To do> Each line below that holds the word "total" counts once. Say how many such lines there are, and no more.

Task data>
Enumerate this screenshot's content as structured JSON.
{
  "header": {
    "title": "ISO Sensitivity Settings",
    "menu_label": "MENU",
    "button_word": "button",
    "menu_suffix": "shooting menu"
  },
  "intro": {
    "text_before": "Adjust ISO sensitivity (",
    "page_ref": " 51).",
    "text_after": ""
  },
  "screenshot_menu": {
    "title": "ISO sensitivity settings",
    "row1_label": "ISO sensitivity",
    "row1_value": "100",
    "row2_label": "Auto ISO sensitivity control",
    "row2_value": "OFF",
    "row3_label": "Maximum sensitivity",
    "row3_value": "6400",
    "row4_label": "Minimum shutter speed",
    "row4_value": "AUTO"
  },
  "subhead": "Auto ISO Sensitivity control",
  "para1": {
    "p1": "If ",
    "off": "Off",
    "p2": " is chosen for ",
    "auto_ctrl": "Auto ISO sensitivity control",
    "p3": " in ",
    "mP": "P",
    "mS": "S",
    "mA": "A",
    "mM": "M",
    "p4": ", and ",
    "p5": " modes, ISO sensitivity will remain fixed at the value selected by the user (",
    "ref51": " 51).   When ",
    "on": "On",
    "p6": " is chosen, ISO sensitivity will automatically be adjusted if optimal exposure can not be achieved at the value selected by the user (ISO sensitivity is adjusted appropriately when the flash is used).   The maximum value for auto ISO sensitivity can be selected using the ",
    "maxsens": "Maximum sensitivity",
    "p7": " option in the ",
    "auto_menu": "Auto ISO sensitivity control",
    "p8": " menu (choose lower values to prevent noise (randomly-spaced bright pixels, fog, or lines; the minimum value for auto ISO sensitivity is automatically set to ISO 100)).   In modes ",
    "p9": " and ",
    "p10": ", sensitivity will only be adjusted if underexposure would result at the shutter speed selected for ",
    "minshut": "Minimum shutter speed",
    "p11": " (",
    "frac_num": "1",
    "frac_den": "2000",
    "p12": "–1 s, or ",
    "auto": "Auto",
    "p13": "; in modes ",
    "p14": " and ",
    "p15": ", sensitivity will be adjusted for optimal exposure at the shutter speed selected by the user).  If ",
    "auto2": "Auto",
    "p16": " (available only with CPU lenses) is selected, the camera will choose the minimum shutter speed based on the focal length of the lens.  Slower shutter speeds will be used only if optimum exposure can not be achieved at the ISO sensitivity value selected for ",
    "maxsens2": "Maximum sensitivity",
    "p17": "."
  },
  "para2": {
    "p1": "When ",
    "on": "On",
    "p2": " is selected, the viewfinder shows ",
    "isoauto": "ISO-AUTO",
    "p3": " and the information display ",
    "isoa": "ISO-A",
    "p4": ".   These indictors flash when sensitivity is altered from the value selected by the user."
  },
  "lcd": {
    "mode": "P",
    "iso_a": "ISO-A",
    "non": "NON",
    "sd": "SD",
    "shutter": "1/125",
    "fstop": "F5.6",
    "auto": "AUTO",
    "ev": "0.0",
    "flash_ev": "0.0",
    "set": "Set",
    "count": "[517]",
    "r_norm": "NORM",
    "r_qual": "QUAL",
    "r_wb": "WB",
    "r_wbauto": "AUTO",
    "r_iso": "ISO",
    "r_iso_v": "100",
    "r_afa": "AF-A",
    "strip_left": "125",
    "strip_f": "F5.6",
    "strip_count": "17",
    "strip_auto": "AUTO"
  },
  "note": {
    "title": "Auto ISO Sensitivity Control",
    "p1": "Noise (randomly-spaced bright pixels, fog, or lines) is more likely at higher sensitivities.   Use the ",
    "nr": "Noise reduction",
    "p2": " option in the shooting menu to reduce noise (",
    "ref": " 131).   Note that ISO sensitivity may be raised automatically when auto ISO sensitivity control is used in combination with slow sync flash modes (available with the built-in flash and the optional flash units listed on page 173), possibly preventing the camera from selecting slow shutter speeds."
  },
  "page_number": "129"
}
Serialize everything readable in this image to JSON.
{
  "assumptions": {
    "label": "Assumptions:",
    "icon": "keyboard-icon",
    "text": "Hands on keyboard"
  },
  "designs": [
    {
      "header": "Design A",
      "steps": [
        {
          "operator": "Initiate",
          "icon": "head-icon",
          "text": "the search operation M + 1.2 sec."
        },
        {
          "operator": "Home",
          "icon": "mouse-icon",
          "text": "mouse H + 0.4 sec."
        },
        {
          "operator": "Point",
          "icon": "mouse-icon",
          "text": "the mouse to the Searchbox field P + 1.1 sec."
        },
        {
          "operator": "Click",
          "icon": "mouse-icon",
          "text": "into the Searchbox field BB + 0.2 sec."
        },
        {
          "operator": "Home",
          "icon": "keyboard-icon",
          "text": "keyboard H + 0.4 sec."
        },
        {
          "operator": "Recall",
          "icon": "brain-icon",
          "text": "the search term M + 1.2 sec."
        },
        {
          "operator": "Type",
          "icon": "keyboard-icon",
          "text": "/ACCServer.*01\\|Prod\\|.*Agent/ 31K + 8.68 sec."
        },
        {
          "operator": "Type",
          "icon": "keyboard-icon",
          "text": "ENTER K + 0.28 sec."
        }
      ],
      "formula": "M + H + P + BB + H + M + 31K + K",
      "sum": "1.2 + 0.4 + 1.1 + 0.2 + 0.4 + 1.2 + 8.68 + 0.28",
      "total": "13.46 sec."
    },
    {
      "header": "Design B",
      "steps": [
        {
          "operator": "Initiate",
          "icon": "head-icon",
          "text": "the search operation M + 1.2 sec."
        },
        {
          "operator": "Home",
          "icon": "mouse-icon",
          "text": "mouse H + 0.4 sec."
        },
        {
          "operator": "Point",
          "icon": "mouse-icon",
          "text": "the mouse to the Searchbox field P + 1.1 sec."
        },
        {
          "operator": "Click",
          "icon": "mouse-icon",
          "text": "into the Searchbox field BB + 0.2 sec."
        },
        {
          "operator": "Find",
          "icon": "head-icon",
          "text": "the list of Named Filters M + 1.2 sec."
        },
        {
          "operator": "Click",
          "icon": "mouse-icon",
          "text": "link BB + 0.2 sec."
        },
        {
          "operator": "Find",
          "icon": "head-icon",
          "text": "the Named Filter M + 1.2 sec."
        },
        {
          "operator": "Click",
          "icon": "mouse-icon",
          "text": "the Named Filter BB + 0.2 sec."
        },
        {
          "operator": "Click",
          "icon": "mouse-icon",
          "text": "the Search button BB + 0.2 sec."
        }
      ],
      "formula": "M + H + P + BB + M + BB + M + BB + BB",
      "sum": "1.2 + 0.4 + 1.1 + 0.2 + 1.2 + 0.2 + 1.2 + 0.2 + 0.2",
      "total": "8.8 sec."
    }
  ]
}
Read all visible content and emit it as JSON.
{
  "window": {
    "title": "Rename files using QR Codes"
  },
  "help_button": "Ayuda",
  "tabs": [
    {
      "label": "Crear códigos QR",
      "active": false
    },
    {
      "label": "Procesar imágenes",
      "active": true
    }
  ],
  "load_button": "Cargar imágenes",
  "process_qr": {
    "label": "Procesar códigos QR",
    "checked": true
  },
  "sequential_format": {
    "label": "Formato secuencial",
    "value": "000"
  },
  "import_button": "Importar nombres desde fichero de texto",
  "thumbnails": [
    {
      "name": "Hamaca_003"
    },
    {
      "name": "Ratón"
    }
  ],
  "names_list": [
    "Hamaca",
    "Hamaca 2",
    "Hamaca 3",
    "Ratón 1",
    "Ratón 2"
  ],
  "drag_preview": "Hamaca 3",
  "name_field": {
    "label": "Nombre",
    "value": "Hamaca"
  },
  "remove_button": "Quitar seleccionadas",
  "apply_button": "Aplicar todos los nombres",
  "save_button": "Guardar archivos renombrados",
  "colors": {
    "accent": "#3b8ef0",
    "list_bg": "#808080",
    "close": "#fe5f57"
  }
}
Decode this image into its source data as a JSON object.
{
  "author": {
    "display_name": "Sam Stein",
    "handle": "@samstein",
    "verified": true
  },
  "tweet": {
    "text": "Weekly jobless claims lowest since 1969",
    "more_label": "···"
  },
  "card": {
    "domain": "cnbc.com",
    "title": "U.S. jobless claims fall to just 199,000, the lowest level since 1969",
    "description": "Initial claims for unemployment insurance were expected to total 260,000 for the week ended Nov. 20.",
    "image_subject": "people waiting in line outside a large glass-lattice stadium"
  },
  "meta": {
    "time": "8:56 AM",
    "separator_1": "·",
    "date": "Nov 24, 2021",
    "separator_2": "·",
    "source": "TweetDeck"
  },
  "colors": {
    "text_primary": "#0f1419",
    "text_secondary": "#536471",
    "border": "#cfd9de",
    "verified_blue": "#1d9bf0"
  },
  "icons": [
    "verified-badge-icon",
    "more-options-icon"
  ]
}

Written reply> 3